Metamorphic rock with a hard, compact texture, which may contain dead organic matter and lead. This specimen is 4 cm long. Photograph by Peter B Tzannes, 2004

5368:Natural History Museum > Rocks

submitted by Museum Administration on 02.11.2004

Oxi

This incredible beach stone has veins that spell the Greek word ‘oxi’, meaning ‘no.’ Imagine our amazement when we came upon it on the beach near Agia Pelagia!

5367:Natural History Museum > Rocks

submitted by Museum Administration on 02.11.2004

Euclid VI.2

Beach stone illustrating Euclidean proposition VI.2. Photograph by Peter B Tzannes, 2004

5366:Natural History Museum > Rocks

submitted by Museum Administration on 02.11.2004

Euclid I.27

Beach stone illustrating the Euclidean diagram for Book One, Proposition 27. Photograph by Peter B Tzannes, 2004

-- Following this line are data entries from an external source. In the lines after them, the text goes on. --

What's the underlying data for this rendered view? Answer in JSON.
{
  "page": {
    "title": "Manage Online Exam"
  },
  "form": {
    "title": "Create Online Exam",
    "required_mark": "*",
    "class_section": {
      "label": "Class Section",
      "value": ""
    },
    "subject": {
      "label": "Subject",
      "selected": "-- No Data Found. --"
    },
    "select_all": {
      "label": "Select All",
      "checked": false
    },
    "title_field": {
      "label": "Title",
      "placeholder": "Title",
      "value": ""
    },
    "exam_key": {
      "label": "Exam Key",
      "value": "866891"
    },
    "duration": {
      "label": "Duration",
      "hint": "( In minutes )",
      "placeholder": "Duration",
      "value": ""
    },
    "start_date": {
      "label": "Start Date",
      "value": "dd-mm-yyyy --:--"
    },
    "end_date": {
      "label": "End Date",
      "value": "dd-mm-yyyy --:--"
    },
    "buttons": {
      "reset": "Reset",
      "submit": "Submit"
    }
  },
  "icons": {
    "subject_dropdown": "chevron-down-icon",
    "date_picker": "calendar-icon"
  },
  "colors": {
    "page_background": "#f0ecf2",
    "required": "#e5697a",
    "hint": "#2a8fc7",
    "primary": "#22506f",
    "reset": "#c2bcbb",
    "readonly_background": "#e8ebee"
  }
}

5365:Natural History Museum > Rocks

submitted by Museum Administration on 02.11.2004

Seventy

Beach stone with the number 70 inlaid in calcite. Photograph by Peter B Tzannes, 2004

5364:Natural History Museum > Rocks

submitted by Museum Administration on 02.11.2004

Sixteen

Beach stone inscribed XVI, the Roman Numeral for 16. Photograph by Peter B Tzannes, 2004